* Stored data *
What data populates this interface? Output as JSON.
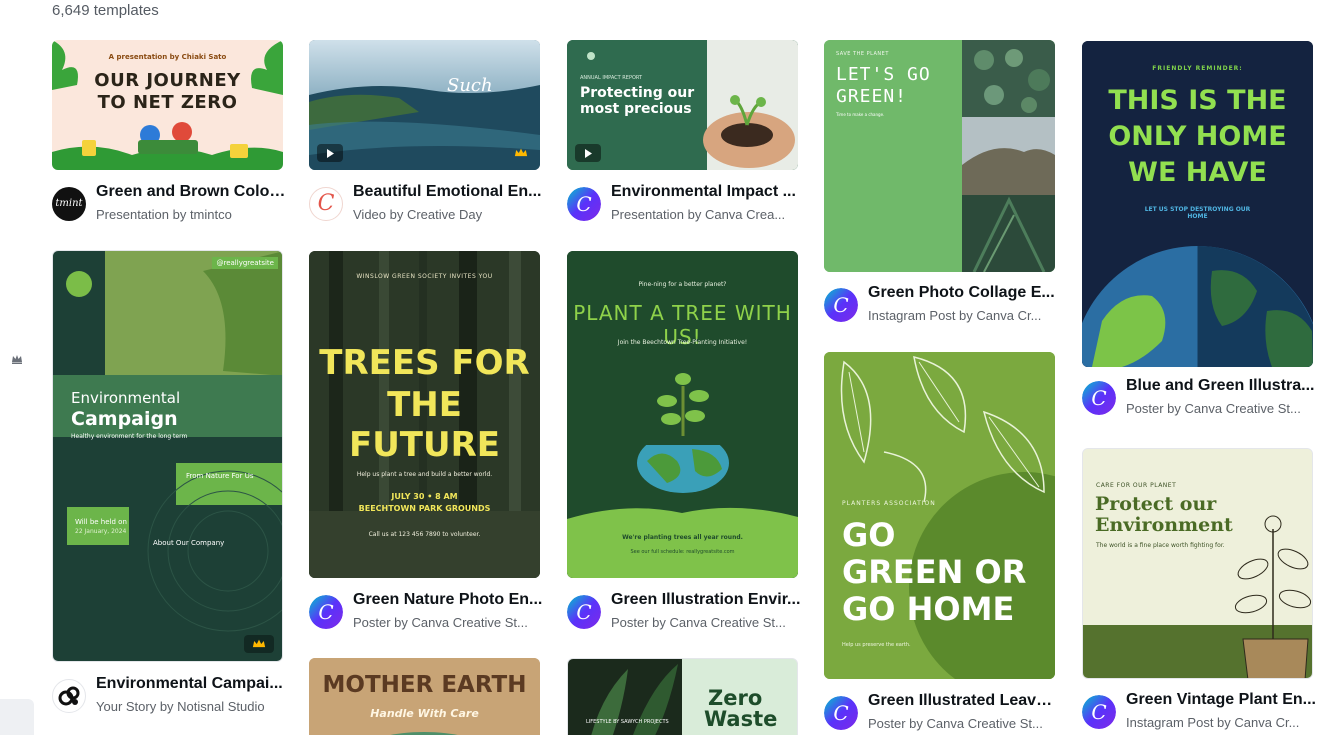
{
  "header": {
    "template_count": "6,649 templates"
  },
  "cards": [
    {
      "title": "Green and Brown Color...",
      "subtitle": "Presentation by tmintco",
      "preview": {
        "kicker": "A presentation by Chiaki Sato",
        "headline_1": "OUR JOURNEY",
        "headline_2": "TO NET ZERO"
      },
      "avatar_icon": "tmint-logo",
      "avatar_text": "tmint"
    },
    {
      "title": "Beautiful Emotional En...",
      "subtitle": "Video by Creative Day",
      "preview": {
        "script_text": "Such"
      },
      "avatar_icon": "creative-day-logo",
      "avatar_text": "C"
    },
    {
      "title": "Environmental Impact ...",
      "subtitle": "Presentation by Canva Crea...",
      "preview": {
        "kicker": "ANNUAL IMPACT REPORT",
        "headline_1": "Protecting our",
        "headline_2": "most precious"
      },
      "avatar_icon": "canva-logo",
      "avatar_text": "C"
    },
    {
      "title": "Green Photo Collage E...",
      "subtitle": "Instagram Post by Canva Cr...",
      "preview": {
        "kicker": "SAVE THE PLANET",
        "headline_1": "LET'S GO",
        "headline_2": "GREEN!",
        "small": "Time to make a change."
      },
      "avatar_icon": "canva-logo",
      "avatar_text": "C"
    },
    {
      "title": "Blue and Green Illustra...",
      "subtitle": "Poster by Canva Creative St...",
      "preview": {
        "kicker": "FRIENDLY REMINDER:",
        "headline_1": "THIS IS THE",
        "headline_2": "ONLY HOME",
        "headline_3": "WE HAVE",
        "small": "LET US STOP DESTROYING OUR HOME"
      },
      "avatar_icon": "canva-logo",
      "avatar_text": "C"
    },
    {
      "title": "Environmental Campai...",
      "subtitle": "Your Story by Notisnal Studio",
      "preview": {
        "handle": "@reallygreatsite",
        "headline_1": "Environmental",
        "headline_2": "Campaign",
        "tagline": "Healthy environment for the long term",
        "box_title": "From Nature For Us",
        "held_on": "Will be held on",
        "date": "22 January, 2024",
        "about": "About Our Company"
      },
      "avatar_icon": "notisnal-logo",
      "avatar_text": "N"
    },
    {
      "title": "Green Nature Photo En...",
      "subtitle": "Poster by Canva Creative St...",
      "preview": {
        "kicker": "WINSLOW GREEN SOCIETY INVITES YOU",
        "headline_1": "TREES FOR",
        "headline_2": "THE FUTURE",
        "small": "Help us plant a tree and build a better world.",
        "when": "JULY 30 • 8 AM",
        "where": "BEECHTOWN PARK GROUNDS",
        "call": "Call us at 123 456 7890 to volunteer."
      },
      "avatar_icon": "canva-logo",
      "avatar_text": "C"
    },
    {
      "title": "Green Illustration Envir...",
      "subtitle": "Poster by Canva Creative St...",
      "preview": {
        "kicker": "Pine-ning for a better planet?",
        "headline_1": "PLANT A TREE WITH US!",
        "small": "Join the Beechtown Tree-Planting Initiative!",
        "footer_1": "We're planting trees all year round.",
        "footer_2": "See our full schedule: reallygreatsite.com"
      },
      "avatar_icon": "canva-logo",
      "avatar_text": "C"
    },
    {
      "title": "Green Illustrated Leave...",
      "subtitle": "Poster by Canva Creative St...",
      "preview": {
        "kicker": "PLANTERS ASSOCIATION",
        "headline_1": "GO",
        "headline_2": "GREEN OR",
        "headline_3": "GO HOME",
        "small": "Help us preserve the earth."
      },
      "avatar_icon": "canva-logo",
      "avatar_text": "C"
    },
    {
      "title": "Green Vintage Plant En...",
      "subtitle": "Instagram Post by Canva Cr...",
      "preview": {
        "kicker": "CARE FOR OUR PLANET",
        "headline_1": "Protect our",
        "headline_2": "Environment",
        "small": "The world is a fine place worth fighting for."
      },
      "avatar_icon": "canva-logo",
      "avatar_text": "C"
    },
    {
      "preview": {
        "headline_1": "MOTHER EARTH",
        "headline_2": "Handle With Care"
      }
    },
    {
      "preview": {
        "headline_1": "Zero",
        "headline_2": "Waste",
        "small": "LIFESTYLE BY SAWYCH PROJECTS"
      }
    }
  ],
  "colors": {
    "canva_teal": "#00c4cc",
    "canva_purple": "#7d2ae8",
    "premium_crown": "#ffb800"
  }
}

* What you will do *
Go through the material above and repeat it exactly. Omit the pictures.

* Task output *
What data populates this interface? Output as JSON.
{
  "header": {
    "template_count": "6,649 templates"
  },
  "cards": [
    {
      "title": "Green and Brown Color...",
      "subtitle": "Presentation by tmintco",
      "preview": {
        "kicker": "A presentation by Chiaki Sato",
        "headline_1": "OUR JOURNEY",
        "headline_2": "TO NET ZERO"
      },
      "avatar_icon": "tmint-logo",
      "avatar_text": "tmint"
    },
    {
      "title": "Beautiful Emotional En...",
      "subtitle": "Video by Creative Day",
      "preview": {
        "script_text": "Such"
      },
      "avatar_icon": "creative-day-logo",
      "avatar_text": "C"
    },
    {
      "title": "Environmental Impact ...",
      "subtitle": "Presentation by Canva Crea...",
      "preview": {
        "kicker": "ANNUAL IMPACT REPORT",
        "headline_1": "Protecting our",
        "headline_2": "most precious"
      },
      "avatar_icon": "canva-logo",
      "avatar_text": "C"
    },
    {
      "title": "Green Photo Collage E...",
      "subtitle": "Instagram Post by Canva Cr...",
      "preview": {
        "kicker": "SAVE THE PLANET",
        "headline_1": "LET'S GO",
        "headline_2": "GREEN!",
        "small": "Time to make a change."
      },
      "avatar_icon": "canva-logo",
      "avatar_text": "C"
    },
    {
      "title": "Blue and Green Illustra...",
      "subtitle": "Poster by Canva Creative St...",
      "preview": {
        "kicker": "FRIENDLY REMINDER:",
        "headline_1": "THIS IS THE",
        "headline_2": "ONLY HOME",
        "headline_3": "WE HAVE",
        "small": "LET US STOP DESTROYING OUR HOME"
      },
      "avatar_icon": "canva-logo",
      "avatar_text": "C"
    },
    {
      "title": "Environmental Campai...",
      "subtitle": "Your Story by Notisnal Studio",
      "preview": {
        "handle": "@reallygreatsite",
        "headline_1": "Environmental",
        "headline_2": "Campaign",
        "tagline": "Healthy environment for the long term",
        "box_title": "From Nature For Us",
        "held_on": "Will be held on",
        "date": "22 January, 2024",
        "about": "About Our Company"
      },
      "avatar_icon": "notisnal-logo",
      "avatar_text": "N"
    },
    {
      "title": "Green Nature Photo En...",
      "subtitle": "Poster by Canva Creative St...",
      "preview": {
        "kicker": "WINSLOW GREEN SOCIETY INVITES YOU",
        "headline_1": "TREES FOR",
        "headline_2": "THE FUTURE",
        "small": "Help us plant a tree and build a better world.",
        "when": "JULY 30 • 8 AM",
        "where": "BEECHTOWN PARK GROUNDS",
        "call": "Call us at 123 456 7890 to volunteer."
      },
      "avatar_icon": "canva-logo",
      "avatar_text": "C"
    },
    {
      "title": "Green Illustration Envir...",
      "subtitle": "Poster by Canva Creative St...",
      "preview": {
        "kicker": "Pine-ning for a better planet?",
        "headline_1": "PLANT A TREE WITH US!",
        "small": "Join the Beechtown Tree-Planting Initiative!",
        "footer_1": "We're planting trees all year round.",
        "footer_2": "See our full schedule: reallygreatsite.com"
      },
      "avatar_icon": "canva-logo",
      "avatar_text": "C"
    },
    {
      "title": "Green Illustrated Leave...",
      "subtitle": "Poster by Canva Creative St...",
      "preview": {
        "kicker": "PLANTERS ASSOCIATION",
        "headline_1": "GO",
        "headline_2": "GREEN OR",
        "headline_3": "GO HOME",
        "small": "Help us preserve the earth."
      },
      "avatar_icon": "canva-logo",
      "avatar_text": "C"
    },
    {
      "title": "Green Vintage Plant En...",
      "subtitle": "Instagram Post by Canva Cr...",
      "preview": {
        "kicker": "CARE FOR OUR PLANET",
        "headline_1": "Protect our",
        "headline_2": "Environment",
        "small": "The world is a fine place worth fighting for."
      },
      "avatar_icon": "canva-logo",
      "avatar_text": "C"
    },
    {
      "preview": {
        "headline_1": "MOTHER EARTH",
        "headline_2": "Handle With Care"
      }
    },
    {
      "preview": {
        "headline_1": "Zero",
        "headline_2": "Waste",
        "small": "LIFESTYLE BY SAWYCH PROJECTS"
      }
    }
  ],
  "colors": {
    "canva_teal": "#00c4cc",
    "canva_purple": "#7d2ae8",
    "premium_crown": "#ffb800"
  }
}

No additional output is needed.